### Listed entries:
------------------------------------------------------------
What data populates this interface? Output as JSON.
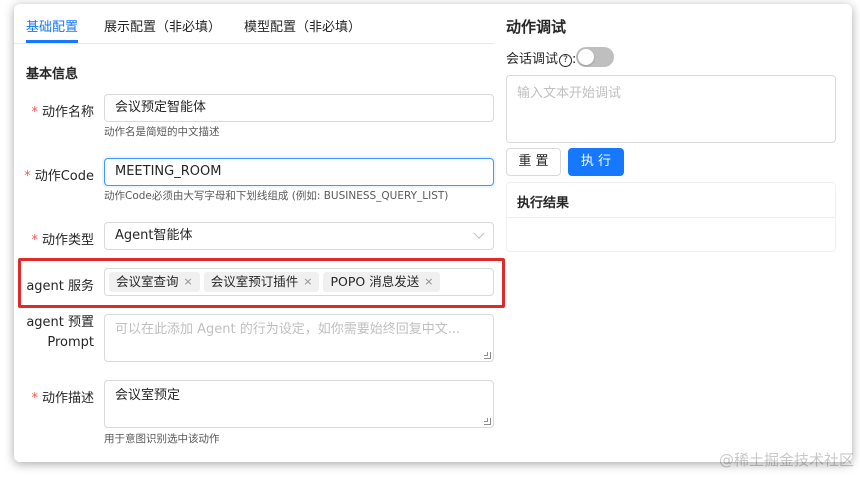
{
  "tabs": [
    {
      "label": "基础配置",
      "active": true
    },
    {
      "label": "展示配置（非必填）",
      "active": false
    },
    {
      "label": "模型配置（非必填）",
      "active": false
    }
  ],
  "section_title": "基本信息",
  "form": {
    "required_mark": "*",
    "action_name": {
      "label": "动作名称",
      "value": "会议预定智能体",
      "help": "动作名是简短的中文描述"
    },
    "action_code": {
      "label": "动作Code",
      "value": "MEETING_ROOM",
      "help": "动作Code必须由大写字母和下划线组成 (例如: BUSINESS_QUERY_LIST)"
    },
    "action_type": {
      "label": "动作类型",
      "value": "Agent智能体"
    },
    "agent_service": {
      "label": "agent 服务",
      "tags": [
        {
          "label": "会议室查询",
          "close": "×"
        },
        {
          "label": "会议室预订插件",
          "close": "×"
        },
        {
          "label": "POPO 消息发送",
          "close": "×"
        }
      ]
    },
    "agent_prompt": {
      "label_line1": "agent 预置",
      "label_line2": "Prompt",
      "placeholder": "可以在此添加 Agent 的行为设定，如你需要始终回复中文..."
    },
    "action_desc": {
      "label": "动作描述",
      "value": "会议室预定",
      "help": "用于意图识别选中该动作"
    }
  },
  "debug": {
    "title": "动作调试",
    "session_debug_label": "会话调试",
    "question_mark": "?",
    "colon": ":",
    "session_debug_on": false,
    "input_placeholder": "输入文本开始调试",
    "reset_label": "重 置",
    "run_label": "执 行",
    "result_title": "执行结果"
  },
  "watermark": "@稀土掘金技术社区",
  "colors": {
    "accent": "#1677ff",
    "required": "#ff4d4f",
    "highlight": "#e0292b"
  }
}
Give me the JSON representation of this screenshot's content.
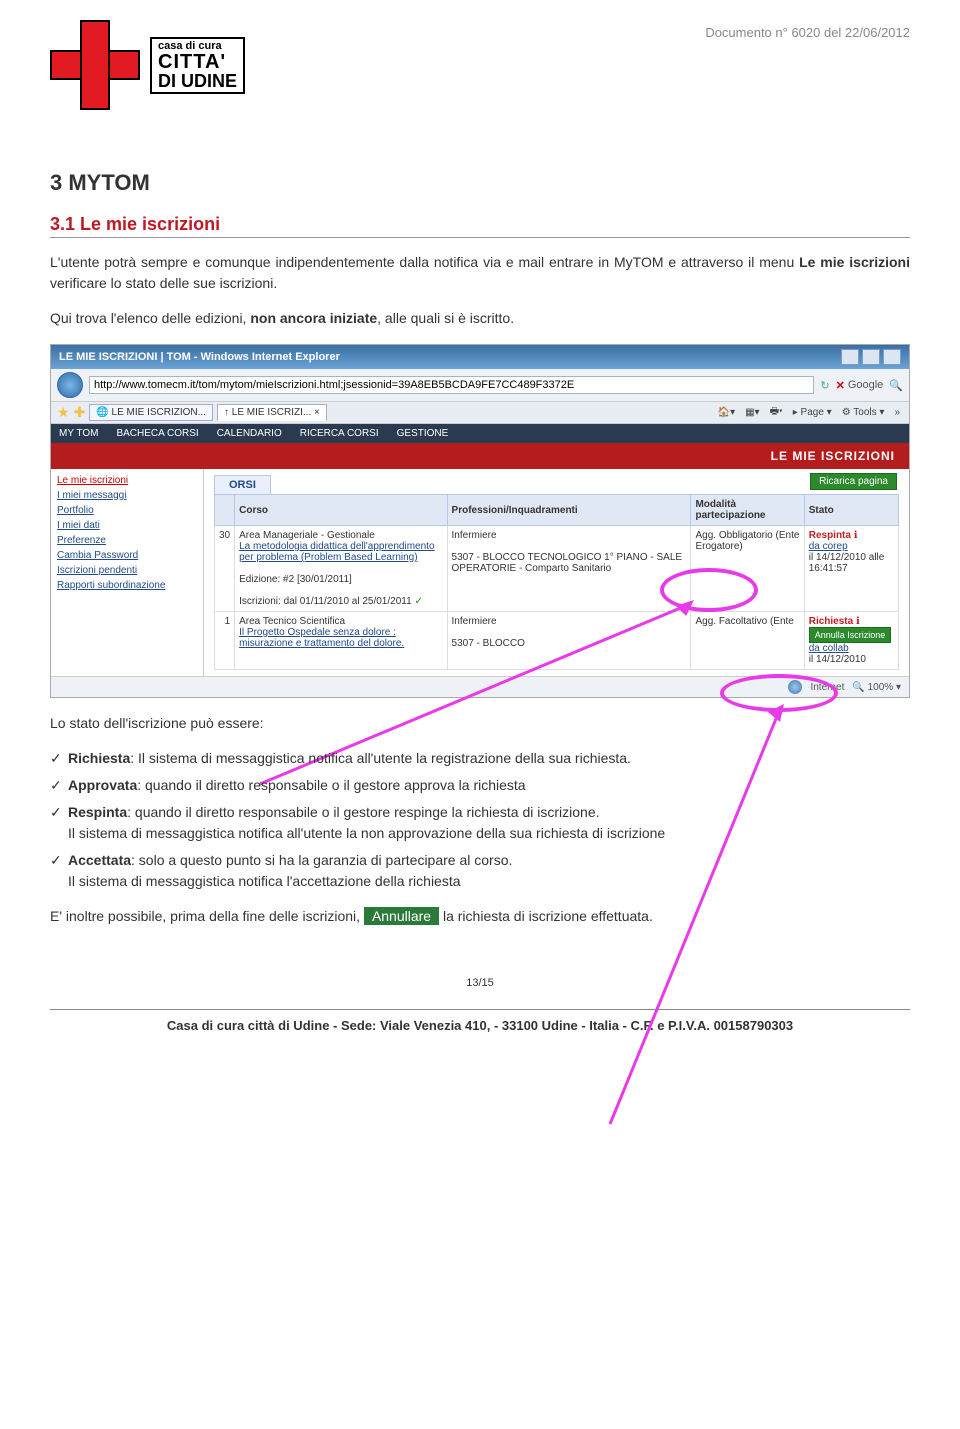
{
  "header": {
    "doc_number": "Documento n° 6020 del 22/06/2012",
    "logo": {
      "line1": "casa di cura",
      "line2": "CITTA'",
      "line3": "DI UDINE"
    }
  },
  "section": {
    "num_title": "3  MYTOM",
    "sub_title": "3.1 Le mie iscrizioni",
    "para1_a": "L'utente potrà sempre e comunque indipendentemente dalla notifica via e mail entrare in MyTOM e attraverso il menu ",
    "para1_bold": "Le mie iscrizioni",
    "para1_b": " verificare lo stato delle sue iscrizioni.",
    "para2_a": "Qui trova l'elenco delle edizioni, ",
    "para2_bold": "non ancora iniziate",
    "para2_b": ", alle quali si è iscritto."
  },
  "ie": {
    "title": "LE MIE ISCRIZIONI | TOM - Windows Internet Explorer",
    "url": "http://www.tomecm.it/tom/mytom/mieIscrizioni.html;jsessionid=39A8EB5BCDA9FE7CC489F3372E",
    "search_hint": "Google",
    "tab1": "LE MIE ISCRIZION...",
    "tab2": "LE MIE ISCRIZI...",
    "page_btn": "Page",
    "tools_btn": "Tools",
    "status_net": "Internet",
    "status_zoom": "100%"
  },
  "tom": {
    "menu": [
      "MY TOM",
      "BACHECA CORSI",
      "CALENDARIO",
      "RICERCA CORSI",
      "GESTIONE"
    ],
    "red_title": "LE MIE ISCRIZIONI",
    "side": [
      "Le mie iscrizioni",
      "I miei messaggi",
      "Portfolio",
      "I miei dati",
      "Preferenze",
      "Cambia Password",
      "Iscrizioni pendenti",
      "Rapporti subordinazione"
    ],
    "orsi": "ORSI",
    "ricarica": "Ricarica pagina",
    "headers": [
      "",
      "Corso",
      "Professioni/Inquadramenti",
      "Modalità partecipazione",
      "Stato"
    ],
    "row1": {
      "n": "30",
      "area": "Area Manageriale - Gestionale",
      "corso": "La metodologia didattica dell'apprendimento per problema (Problem Based Learning)",
      "ediz": "Edizione: #2 [30/01/2011]",
      "iscr": "Iscrizioni: dal 01/11/2010 al 25/01/2011",
      "prof": "Infermiere\n\n5307 - BLOCCO TECNOLOGICO 1° PIANO - SALE OPERATORIE - Comparto Sanitario",
      "mod": "Agg. Obbligatorio (Ente Erogatore)",
      "stato": "Respinta",
      "stato_by": "da corep",
      "stato_date": "il 14/12/2010 alle 16:41:57"
    },
    "row2": {
      "n": "1",
      "area": "Area Tecnico Scientifica",
      "corso": "Il Progetto Ospedale senza dolore : misurazione e trattamento del dolore.",
      "prof": "Infermiere\n\n5307 - BLOCCO",
      "mod": "Agg. Facoltativo (Ente",
      "stato": "Richiesta",
      "stato_by": "da collab",
      "stato_date": "il 14/12/2010",
      "annulla": "Annulla Iscrizione"
    }
  },
  "states": {
    "intro": "Lo stato dell'iscrizione può essere:",
    "items": [
      {
        "bold": "Richiesta",
        "text": ": Il sistema di messaggistica notifica all'utente la registrazione della sua richiesta."
      },
      {
        "bold": "Approvata",
        "text": ": quando il diretto responsabile o il gestore approva la richiesta"
      },
      {
        "bold": "Respinta",
        "text": ": quando il diretto responsabile o il gestore respinge la richiesta di iscrizione.\nIl sistema di messaggistica notifica all'utente la non approvazione della sua richiesta di iscrizione"
      },
      {
        "bold": "Accettata",
        "text": ": solo a questo punto si ha la garanzia di partecipare al corso.\nIl sistema di messaggistica notifica l'accettazione della richiesta"
      }
    ],
    "outro_a": "E' inoltre  possibile, prima della fine delle iscrizioni, ",
    "outro_btn": "Annullare",
    "outro_b": " la richiesta di iscrizione effettuata."
  },
  "page_num": "13/15",
  "footer": "Casa di cura città di Udine - Sede: Viale Venezia 410, - 33100 Udine - Italia - C.F. e P.I.V.A. 00158790303"
}
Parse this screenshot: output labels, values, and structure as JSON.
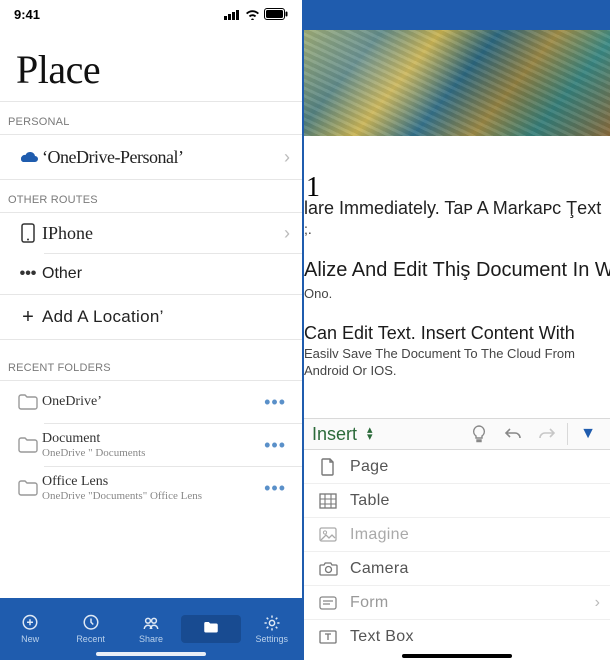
{
  "status": {
    "time": "9:41"
  },
  "title": "Place",
  "sections": {
    "personal": "PERSONAL",
    "other_routes": "OTHER ROUTES",
    "recent_folders": "RECENT FOLDERS"
  },
  "personal": {
    "onedrive_label": "‘OneDrive-Personal’"
  },
  "other_routes": {
    "iphone_label": "IPhone",
    "other_label": "Other",
    "add_location_label": "Add A Location’"
  },
  "recent": [
    {
      "name": "OneDrive’",
      "path": ""
    },
    {
      "name": "Document",
      "path": "OneDrive \" Documents"
    },
    {
      "name": "Office Lens",
      "path": "OneDrive \"Documents\" Office Lens"
    }
  ],
  "tabs": {
    "new": "New",
    "recent": "Recent",
    "share": "Share",
    "files": "",
    "settings": "Settings"
  },
  "doc": {
    "gutter": "1",
    "l1": "lare Immediately. Taᴘ A Markaᴘc Ţext",
    "l2": ";.",
    "l3": "Alize And Edit Thiş Document In Wo",
    "l4": "Ono.",
    "l5": "Can Edit Text. Insert Content With",
    "l6": "Easilv Save The Document To The Cloud From",
    "l7": "Android Or IOS."
  },
  "ribbon": {
    "name": "Insert",
    "items": {
      "page": "Paɡe",
      "table": "Table",
      "image": "Imaɡine",
      "camera": "Camera",
      "form": "Form",
      "textbox": "Text Box"
    }
  }
}
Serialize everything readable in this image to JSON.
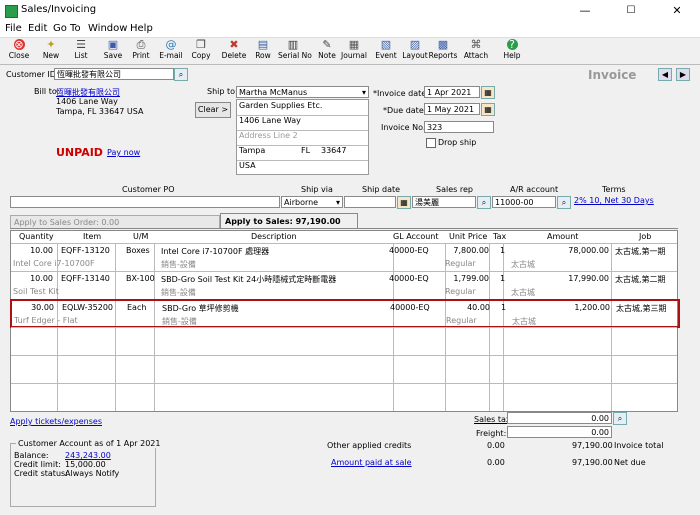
{
  "window": {
    "title": "Sales/Invoicing",
    "min": "—",
    "max": "☐",
    "close": "✕"
  },
  "menu": [
    "File",
    "Edit",
    "Go To",
    "Window",
    "Help"
  ],
  "toolbar": [
    {
      "label": "Close",
      "icon": "close-icon",
      "glyph": "⊗",
      "color": "#c0392b"
    },
    {
      "label": "New",
      "icon": "new-icon",
      "glyph": "✦",
      "color": "#c49a2c"
    },
    {
      "label": "List",
      "icon": "list-icon",
      "glyph": "☰",
      "color": "#444"
    },
    {
      "label": "Save",
      "icon": "save-icon",
      "glyph": "▣",
      "color": "#3b5ea8"
    },
    {
      "label": "Print",
      "icon": "print-icon",
      "glyph": "⎙",
      "color": "#444"
    },
    {
      "label": "E-mail",
      "icon": "email-icon",
      "glyph": "@",
      "color": "#2a7ab8"
    },
    {
      "label": "Copy",
      "icon": "copy-icon",
      "glyph": "❐",
      "color": "#444"
    },
    {
      "label": "Delete",
      "icon": "delete-icon",
      "glyph": "✖",
      "color": "#c0392b"
    },
    {
      "label": "Row",
      "icon": "row-icon",
      "glyph": "▤",
      "color": "#3b5ea8"
    },
    {
      "label": "Serial No",
      "icon": "serial-icon",
      "glyph": "▥",
      "color": "#333"
    },
    {
      "label": "Note",
      "icon": "note-icon",
      "glyph": "✎",
      "color": "#444"
    },
    {
      "label": "Journal",
      "icon": "journal-icon",
      "glyph": "▦",
      "color": "#555"
    },
    {
      "label": "Event",
      "icon": "event-icon",
      "glyph": "▧",
      "color": "#3b5ea8"
    },
    {
      "label": "Layout",
      "icon": "layout-icon",
      "glyph": "▨",
      "color": "#3b5ea8"
    },
    {
      "label": "Reports",
      "icon": "reports-icon",
      "glyph": "▩",
      "color": "#3b5ea8"
    },
    {
      "label": "Attach",
      "icon": "attach-icon",
      "glyph": "⌘",
      "color": "#555"
    },
    {
      "label": "Help",
      "icon": "help-icon",
      "glyph": "?",
      "color": "#fff"
    }
  ],
  "header": {
    "customer_id_label": "Customer ID:",
    "customer_id": "恆暉批發有限公司",
    "invoice_title": "Invoice"
  },
  "bill_to": {
    "label": "Bill to:",
    "name": "恆暉批發有限公司",
    "line1": "1406 Lane Way",
    "line2": "Tampa, FL 33647 USA"
  },
  "ship_to": {
    "label": "Ship to:",
    "name": "Martha McManus",
    "clear": "Clear >",
    "addr": [
      "Garden Supplies Etc.",
      "1406 Lane Way",
      "Address Line 2"
    ],
    "city": "Tampa",
    "state": "FL",
    "zip": "33647",
    "country": "USA"
  },
  "invoice": {
    "date_label": "*Invoice date:",
    "date": "1 Apr 2021",
    "due_label": "*Due date:",
    "due": "1 May 2021",
    "no_label": "Invoice No.:",
    "no": "323",
    "drop_ship": "Drop ship"
  },
  "status": {
    "unpaid": "UNPAID",
    "pay_now": "Pay now"
  },
  "po_row": {
    "customer_po": "Customer PO",
    "ship_via": "Ship via",
    "ship_date": "Ship date",
    "sales_rep": "Sales rep",
    "ar_account": "A/R account",
    "terms": "Terms",
    "ship_via_value": "Airborne",
    "sales_rep_value": "湯美麗",
    "ar_value": "11000-00",
    "terms_value": "2% 10, Net 30 Days"
  },
  "tabs": {
    "apply_order": "Apply to Sales Order: 0.00",
    "apply_sales": "Apply to Sales: 97,190.00"
  },
  "columns": [
    "Quantity",
    "Item",
    "U/M",
    "Description",
    "GL Account",
    "Unit Price",
    "Tax",
    "Amount",
    "Job"
  ],
  "lines": [
    {
      "qty": "10.00",
      "item": "EQFF-13120",
      "um": "Boxes",
      "desc": "Intel Core i7-10700F 處理器",
      "gl": "40000-EQ",
      "price": "7,800.00",
      "tax": "1",
      "amount": "78,000.00",
      "job": "太古城,第一期",
      "sub_item": "Intel Core i7-10700F",
      "sub_desc": "銷售-設備",
      "sub_price": "Regular",
      "sub_amount": "太古城"
    },
    {
      "qty": "10.00",
      "item": "EQFF-13140",
      "um": "BX-100",
      "desc": "SBD-Gro Soil Test Kit 24小時隱械式定時斷電器",
      "gl": "40000-EQ",
      "price": "1,799.00",
      "tax": "1",
      "amount": "17,990.00",
      "job": "太古城,第二期",
      "sub_item": "Soil Test Kit",
      "sub_desc": "銷售-設備",
      "sub_price": "Regular",
      "sub_amount": "太古城"
    },
    {
      "qty": "30.00",
      "item": "EQLW-35200",
      "um": "Each",
      "desc": "SBD-Gro 草坪修剪機",
      "gl": "40000-EQ",
      "price": "40.00",
      "tax": "1",
      "amount": "1,200.00",
      "job": "太古城,第三期",
      "sub_item": "Turf Edger - Flat",
      "sub_desc": "銷售-設備",
      "sub_price": "Regular",
      "sub_amount": "太古城"
    }
  ],
  "footer": {
    "apply_tickets": "Apply tickets/expenses",
    "sales_tax_label": "Sales tax:",
    "sales_tax": "0.00",
    "freight_label": "Freight:",
    "freight": "0.00",
    "other_credits_label": "Other applied credits",
    "other_credits": "0.00",
    "invoice_total": "97,190.00",
    "invoice_total_label": "Invoice total",
    "paid_label": "Amount paid at sale",
    "paid": "0.00",
    "net_due": "97,190.00",
    "net_due_label": "Net due"
  },
  "account": {
    "title": "Customer Account as of 1 Apr 2021",
    "balance_label": "Balance:",
    "balance": "243,243.00",
    "credit_limit_label": "Credit limit:",
    "credit_limit": "15,000.00",
    "credit_status_label": "Credit status:",
    "credit_status": "Always Notify"
  }
}
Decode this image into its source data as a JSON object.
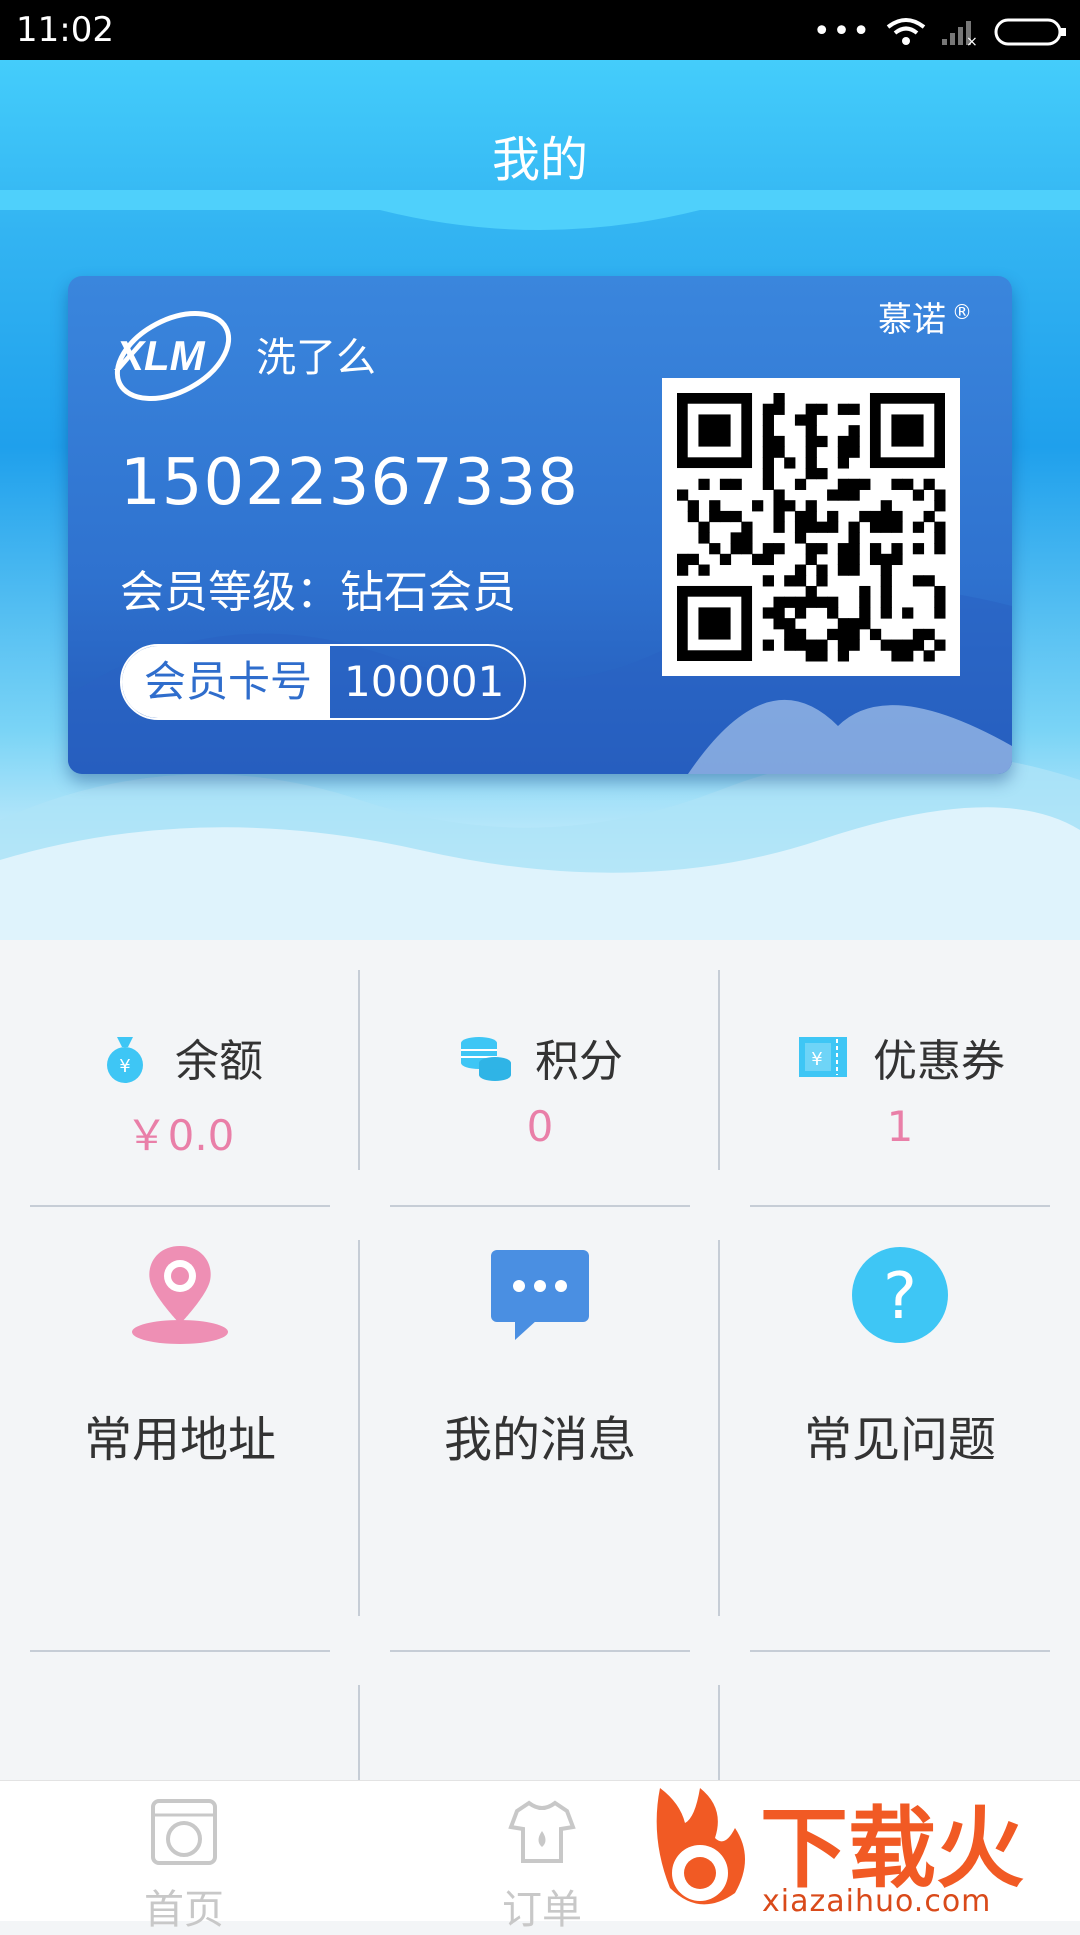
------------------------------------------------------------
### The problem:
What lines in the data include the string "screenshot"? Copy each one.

### Solution to this task:
Give me the JSON representation of this screenshot's content.
Parse this screenshot: output labels, values, and structure as JSON.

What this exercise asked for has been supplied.